SUPPLIED MATERIAL>
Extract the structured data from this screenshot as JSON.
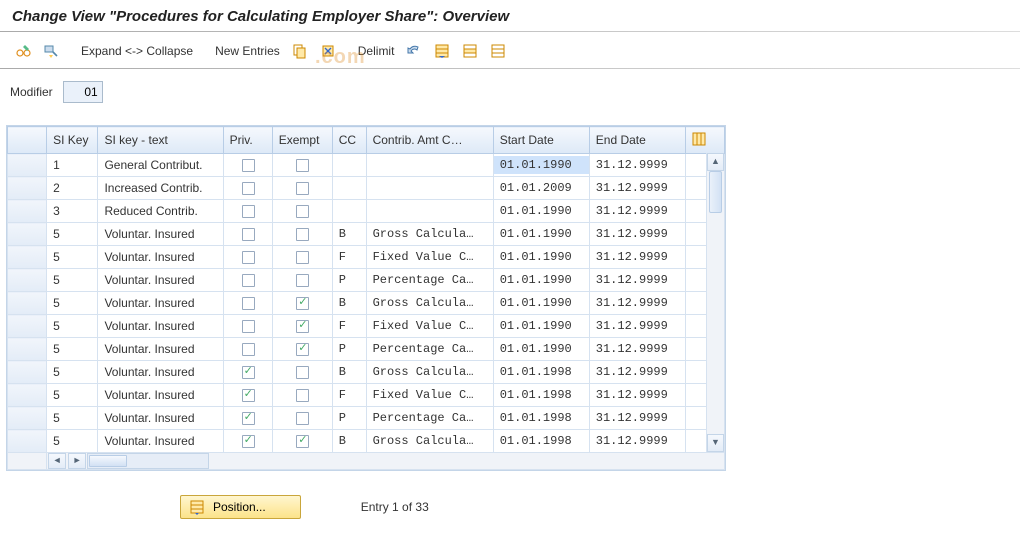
{
  "title": "Change View \"Procedures for Calculating Employer Share\": Overview",
  "watermark": ".com",
  "toolbar": {
    "expand_collapse": "Expand <-> Collapse",
    "new_entries": "New Entries",
    "delimit": "Delimit"
  },
  "modifier": {
    "label": "Modifier",
    "value": "01"
  },
  "columns": {
    "si_key": "SI Key",
    "si_text": "SI key - text",
    "priv": "Priv.",
    "exempt": "Exempt",
    "cc": "CC",
    "contrib": "Contrib. Amt C…",
    "start": "Start Date",
    "end": "End Date"
  },
  "rows": [
    {
      "si": "1",
      "txt": "General Contribut.",
      "priv": false,
      "ex": false,
      "cc": "",
      "amt": "",
      "start": "01.01.1990",
      "end": "31.12.9999",
      "hl": true
    },
    {
      "si": "2",
      "txt": "Increased Contrib.",
      "priv": false,
      "ex": false,
      "cc": "",
      "amt": "",
      "start": "01.01.2009",
      "end": "31.12.9999"
    },
    {
      "si": "3",
      "txt": "Reduced Contrib.",
      "priv": false,
      "ex": false,
      "cc": "",
      "amt": "",
      "start": "01.01.1990",
      "end": "31.12.9999"
    },
    {
      "si": "5",
      "txt": "Voluntar. Insured",
      "priv": false,
      "ex": false,
      "cc": "B",
      "amt": "Gross Calcula…",
      "start": "01.01.1990",
      "end": "31.12.9999"
    },
    {
      "si": "5",
      "txt": "Voluntar. Insured",
      "priv": false,
      "ex": false,
      "cc": "F",
      "amt": "Fixed Value C…",
      "start": "01.01.1990",
      "end": "31.12.9999"
    },
    {
      "si": "5",
      "txt": "Voluntar. Insured",
      "priv": false,
      "ex": false,
      "cc": "P",
      "amt": "Percentage Ca…",
      "start": "01.01.1990",
      "end": "31.12.9999"
    },
    {
      "si": "5",
      "txt": "Voluntar. Insured",
      "priv": false,
      "ex": true,
      "cc": "B",
      "amt": "Gross Calcula…",
      "start": "01.01.1990",
      "end": "31.12.9999"
    },
    {
      "si": "5",
      "txt": "Voluntar. Insured",
      "priv": false,
      "ex": true,
      "cc": "F",
      "amt": "Fixed Value C…",
      "start": "01.01.1990",
      "end": "31.12.9999"
    },
    {
      "si": "5",
      "txt": "Voluntar. Insured",
      "priv": false,
      "ex": true,
      "cc": "P",
      "amt": "Percentage Ca…",
      "start": "01.01.1990",
      "end": "31.12.9999"
    },
    {
      "si": "5",
      "txt": "Voluntar. Insured",
      "priv": true,
      "ex": false,
      "cc": "B",
      "amt": "Gross Calcula…",
      "start": "01.01.1998",
      "end": "31.12.9999"
    },
    {
      "si": "5",
      "txt": "Voluntar. Insured",
      "priv": true,
      "ex": false,
      "cc": "F",
      "amt": "Fixed Value C…",
      "start": "01.01.1998",
      "end": "31.12.9999"
    },
    {
      "si": "5",
      "txt": "Voluntar. Insured",
      "priv": true,
      "ex": false,
      "cc": "P",
      "amt": "Percentage Ca…",
      "start": "01.01.1998",
      "end": "31.12.9999"
    },
    {
      "si": "5",
      "txt": "Voluntar. Insured",
      "priv": true,
      "ex": true,
      "cc": "B",
      "amt": "Gross Calcula…",
      "start": "01.01.1998",
      "end": "31.12.9999"
    }
  ],
  "footer": {
    "position": "Position...",
    "entry": "Entry 1 of 33"
  }
}
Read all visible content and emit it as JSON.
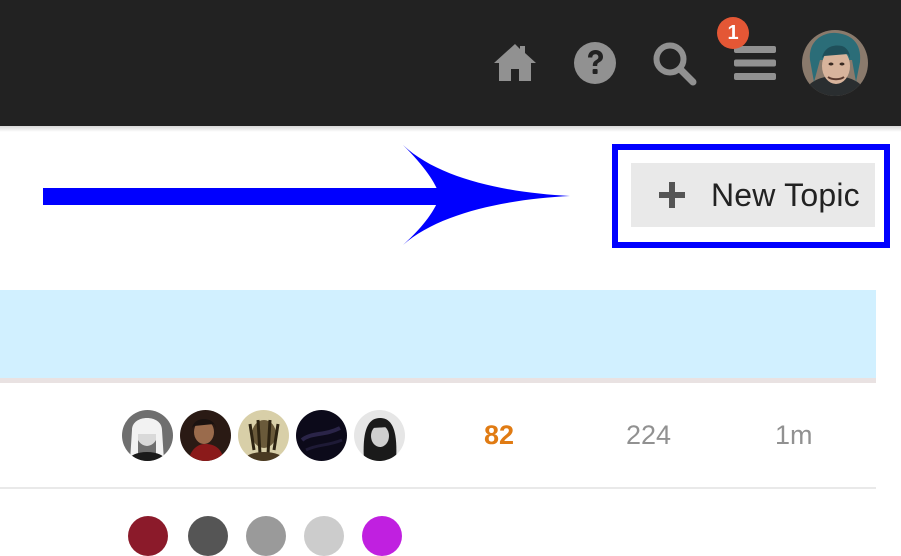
{
  "header": {
    "notification_count": "1",
    "icons": [
      "home-icon",
      "question-circle-icon",
      "search-icon",
      "hamburger-menu-icon"
    ],
    "colors": {
      "background": "#222222",
      "icon": "#919191",
      "badge": "#e45735"
    }
  },
  "actions": {
    "new_topic_label": "New Topic",
    "highlight_color": "#0000ff"
  },
  "topic_list": {
    "rows": [
      {
        "replies": "82",
        "views": "224",
        "activity": "1m"
      }
    ],
    "colors": {
      "replies_hot": "#e07b13",
      "muted": "#919191",
      "banner": "#d1f0ff"
    }
  }
}
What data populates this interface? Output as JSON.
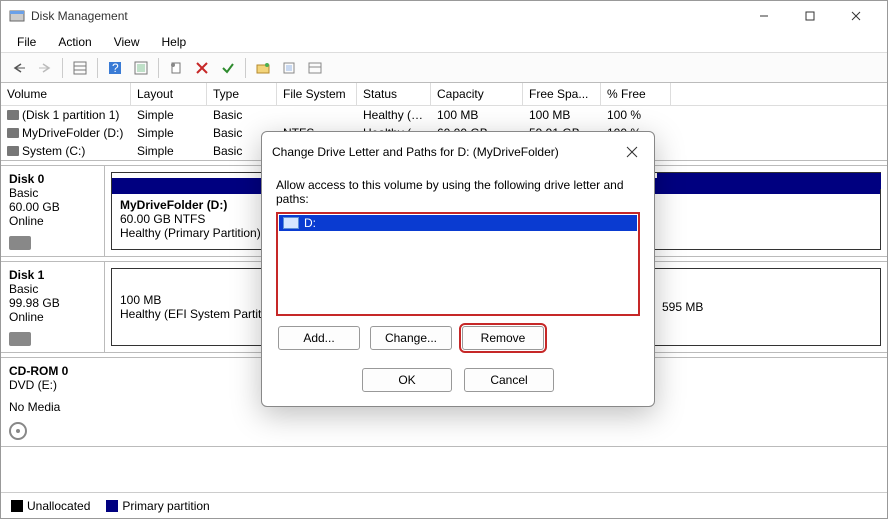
{
  "window": {
    "title": "Disk Management"
  },
  "menu": {
    "file": "File",
    "action": "Action",
    "view": "View",
    "help": "Help"
  },
  "columns": {
    "volume": "Volume",
    "layout": "Layout",
    "type": "Type",
    "fs": "File System",
    "status": "Status",
    "capacity": "Capacity",
    "free": "Free Spa...",
    "pfree": "% Free"
  },
  "volumes": [
    {
      "name": "(Disk 1 partition 1)",
      "layout": "Simple",
      "type": "Basic",
      "fs": "",
      "status": "Healthy (E...",
      "capacity": "100 MB",
      "free": "100 MB",
      "pfree": "100 %"
    },
    {
      "name": "MyDriveFolder (D:)",
      "layout": "Simple",
      "type": "Basic",
      "fs": "NTFS",
      "status": "Healthy (P...",
      "capacity": "60.00 GB",
      "free": "59.91 GB",
      "pfree": "100 %"
    },
    {
      "name": "System (C:)",
      "layout": "Simple",
      "type": "Basic",
      "fs": "",
      "status": "",
      "capacity": "",
      "free": "",
      "pfree": ""
    }
  ],
  "disks": {
    "d0": {
      "name": "Disk 0",
      "type": "Basic",
      "size": "60.00 GB",
      "state": "Online",
      "p0_name": "MyDriveFolder  (D:)",
      "p0_sub": "60.00 GB NTFS",
      "p0_stat": "Healthy (Primary Partition)"
    },
    "d1": {
      "name": "Disk 1",
      "type": "Basic",
      "size": "99.98 GB",
      "state": "Online",
      "p0_sub": "100 MB",
      "p0_stat": "Healthy (EFI System Partiti",
      "p1_sub": "595 MB"
    },
    "cd": {
      "name": "CD-ROM 0",
      "type": "DVD (E:)",
      "state": "No Media"
    }
  },
  "legend": {
    "unalloc": "Unallocated",
    "primary": "Primary partition"
  },
  "dialog": {
    "title": "Change Drive Letter and Paths for D: (MyDriveFolder)",
    "hint": "Allow access to this volume by using the following drive letter and paths:",
    "entry": "D:",
    "add": "Add...",
    "change": "Change...",
    "remove": "Remove",
    "ok": "OK",
    "cancel": "Cancel"
  },
  "colors": {
    "primary_stripe": "#000080",
    "unalloc": "#000000",
    "highlight": "#c62828"
  }
}
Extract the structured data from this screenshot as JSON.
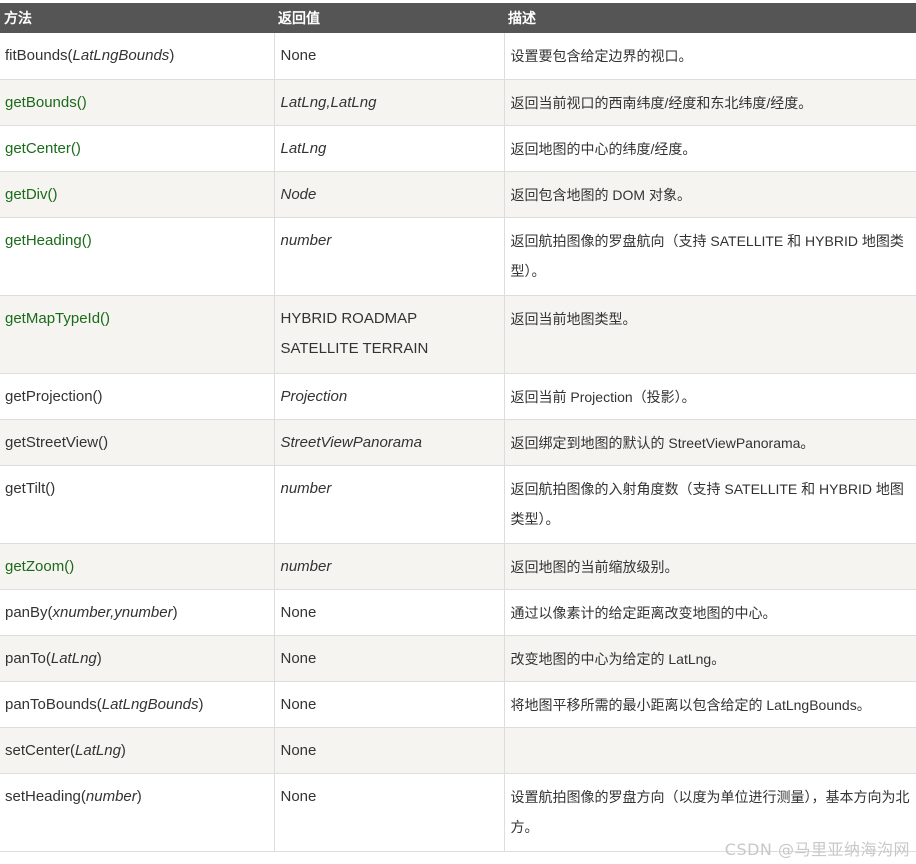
{
  "header": {
    "col_method": "方法",
    "col_return": "返回值",
    "col_desc": "描述"
  },
  "rows": [
    {
      "name": "fitBounds(",
      "arg": "LatLngBounds",
      "close": ")",
      "ret": "None",
      "ret_italic": false,
      "desc": "设置要包含给定边界的视口。",
      "green": false
    },
    {
      "name": "getBounds()",
      "arg": "",
      "close": "",
      "ret": "LatLng,LatLng",
      "ret_italic": true,
      "desc": "返回当前视口的西南纬度/经度和东北纬度/经度。",
      "green": true
    },
    {
      "name": "getCenter()",
      "arg": "",
      "close": "",
      "ret": "LatLng",
      "ret_italic": true,
      "desc": "返回地图的中心的纬度/经度。",
      "green": true
    },
    {
      "name": "getDiv()",
      "arg": "",
      "close": "",
      "ret": "Node",
      "ret_italic": true,
      "desc": "返回包含地图的 DOM 对象。",
      "green": true
    },
    {
      "name": "getHeading()",
      "arg": "",
      "close": "",
      "ret": "number",
      "ret_italic": true,
      "desc": "返回航拍图像的罗盘航向（支持 SATELLITE 和 HYBRID 地图类型）。",
      "green": true
    },
    {
      "name": "getMapTypeId()",
      "arg": "",
      "close": "",
      "ret": "HYBRID ROADMAP SATELLITE TERRAIN",
      "ret_italic": false,
      "desc": "返回当前地图类型。",
      "green": true
    },
    {
      "name": "getProjection()",
      "arg": "",
      "close": "",
      "ret": "Projection",
      "ret_italic": true,
      "desc": "返回当前 Projection（投影）。",
      "green": false
    },
    {
      "name": "getStreetView()",
      "arg": "",
      "close": "",
      "ret": "StreetViewPanorama",
      "ret_italic": true,
      "desc": "返回绑定到地图的默认的 StreetViewPanorama。",
      "green": false
    },
    {
      "name": "getTilt()",
      "arg": "",
      "close": "",
      "ret": "number",
      "ret_italic": true,
      "desc": "返回航拍图像的入射角度数（支持 SATELLITE 和 HYBRID 地图类型）。",
      "green": false
    },
    {
      "name": "getZoom()",
      "arg": "",
      "close": "",
      "ret": "number",
      "ret_italic": true,
      "desc": "返回地图的当前缩放级别。",
      "green": true
    },
    {
      "name": "panBy(",
      "arg": "xnumber,ynumber",
      "close": ")",
      "ret": "None",
      "ret_italic": false,
      "desc": "通过以像素计的给定距离改变地图的中心。",
      "green": false
    },
    {
      "name": "panTo(",
      "arg": "LatLng",
      "close": ")",
      "ret": "None",
      "ret_italic": false,
      "desc": "改变地图的中心为给定的 LatLng。",
      "green": false
    },
    {
      "name": "panToBounds(",
      "arg": "LatLngBounds",
      "close": ")",
      "ret": "None",
      "ret_italic": false,
      "desc": "将地图平移所需的最小距离以包含给定的 LatLngBounds。",
      "green": false
    },
    {
      "name": "setCenter(",
      "arg": "LatLng",
      "close": ")",
      "ret": "None",
      "ret_italic": false,
      "desc": "",
      "green": false
    },
    {
      "name": "setHeading(",
      "arg": "number",
      "close": ")",
      "ret": "None",
      "ret_italic": false,
      "desc": "设置航拍图像的罗盘方向（以度为单位进行测量），基本方向为北方。",
      "green": false
    }
  ],
  "watermark": "CSDN @马里亚纳海沟网"
}
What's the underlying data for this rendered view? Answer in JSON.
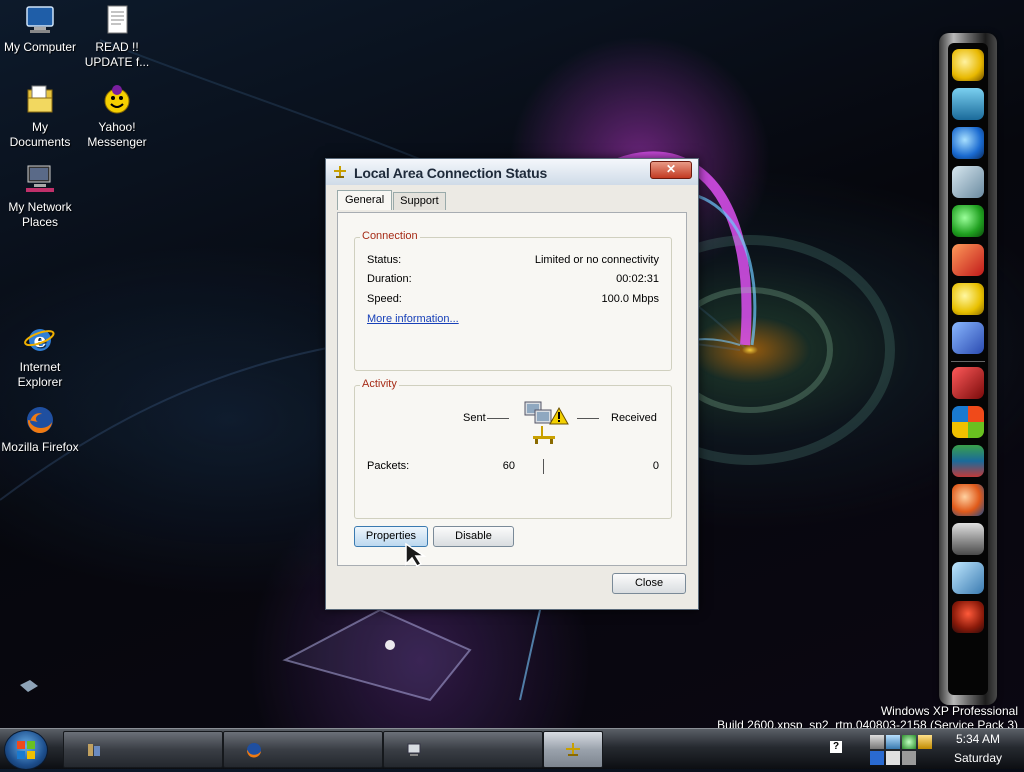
{
  "desktop": {
    "icons": [
      {
        "label": "My Computer",
        "icon": "my-computer-icon"
      },
      {
        "label": "READ !! UPDATE f...",
        "icon": "text-document-icon"
      },
      {
        "label": "My Documents",
        "icon": "my-documents-icon"
      },
      {
        "label": "Yahoo! Messenger",
        "icon": "yahoo-messenger-icon"
      },
      {
        "label": "My Network Places",
        "icon": "network-places-icon"
      },
      {
        "label": "Internet Explorer",
        "icon": "internet-explorer-icon"
      },
      {
        "label": "Mozilla Firefox",
        "icon": "firefox-icon"
      }
    ]
  },
  "dialog": {
    "title": "Local Area Connection Status",
    "close_glyph": "✕",
    "tabs": [
      {
        "label": "General",
        "active": true
      },
      {
        "label": "Support",
        "active": false
      }
    ],
    "connection": {
      "legend": "Connection",
      "status_label": "Status:",
      "status_value": "Limited or no connectivity",
      "duration_label": "Duration:",
      "duration_value": "00:02:31",
      "speed_label": "Speed:",
      "speed_value": "100.0 Mbps",
      "more_info": "More information..."
    },
    "activity": {
      "legend": "Activity",
      "sent_label": "Sent",
      "received_label": "Received",
      "packets_label": "Packets:",
      "packets_sent": "60",
      "packets_received": "0"
    },
    "buttons": {
      "properties": "Properties",
      "disable": "Disable",
      "close": "Close"
    }
  },
  "os_info": {
    "line1": "Windows XP Professional",
    "line2": "Build 2600.xpsp_sp2_rtm.040803-2158 (Service Pack 3)"
  },
  "taskbar": {
    "tray_help": "?",
    "clock_time": "5:34 AM",
    "clock_day": "Saturday"
  },
  "colors": {
    "legend_red": "#a62b16",
    "link_blue": "#1740b8",
    "close_red": "#c23a22"
  }
}
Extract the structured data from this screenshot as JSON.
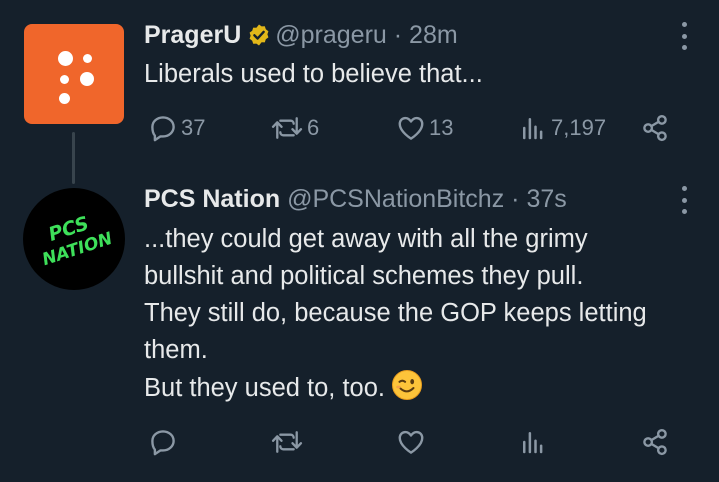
{
  "tweets": [
    {
      "name": "PragerU",
      "verified": true,
      "handle": "@prageru",
      "time": "28m",
      "text": [
        "Liberals used to believe that..."
      ],
      "stats": {
        "replies": "37",
        "retweets": "6",
        "likes": "13",
        "views": "7,197"
      },
      "avatar_color": "#f0662b"
    },
    {
      "name": "PCS Nation",
      "handle": "@PCSNationBitchz",
      "time": "37s",
      "text": [
        "...they could get away with all the grimy",
        "bullshit and political schemes they pull.",
        "They still do, because the GOP keeps letting",
        "them.",
        "But they used to, too."
      ],
      "emoji": "winking-face",
      "avatar_logo_text": [
        "PCS",
        "NATION"
      ],
      "avatar_logo_color": "#3ee05a"
    }
  ],
  "colors": {
    "background": "#15202b",
    "text": "#e7e9ea",
    "muted": "#8b98a5",
    "verified_badge": "#e2b719"
  }
}
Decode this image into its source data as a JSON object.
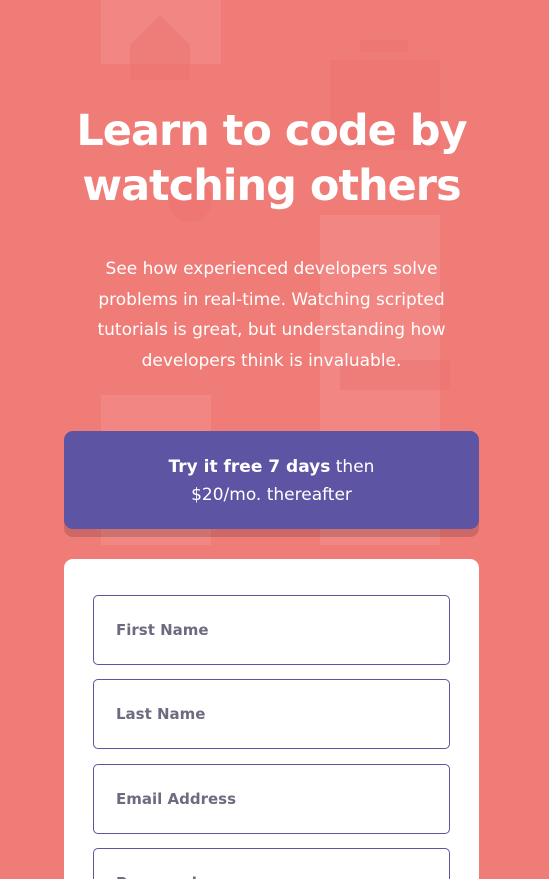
{
  "hero": {
    "title": "Learn to code by watching others",
    "description": "See how experienced developers solve problems in real-time. Watching scripted tutorials is great, but understanding how developers think is invaluable."
  },
  "promo": {
    "bold": "Try it free 7 days",
    "rest": " then",
    "line2": "$20/mo. thereafter"
  },
  "form": {
    "first_name_placeholder": "First Name",
    "last_name_placeholder": "Last Name",
    "email_placeholder": "Email Address",
    "password_placeholder": "Password"
  },
  "colors": {
    "background": "#f07c78",
    "accent": "#5e54a4",
    "card": "#ffffff"
  }
}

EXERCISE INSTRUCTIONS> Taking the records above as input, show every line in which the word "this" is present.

OUTPUT>
Extract the structured data from this screenshot as JSON.
What data populates this interface? Output as JSON.
    "hint": "Allow access to this volume by using the following drive letter and paths:",
Extract the structured data from this screenshot as JSON.
What's the underlying data for this rendered view? Answer in JSON.
Extract the structured data from this screenshot as JSON.
Decode this image into its source data as a JSON object.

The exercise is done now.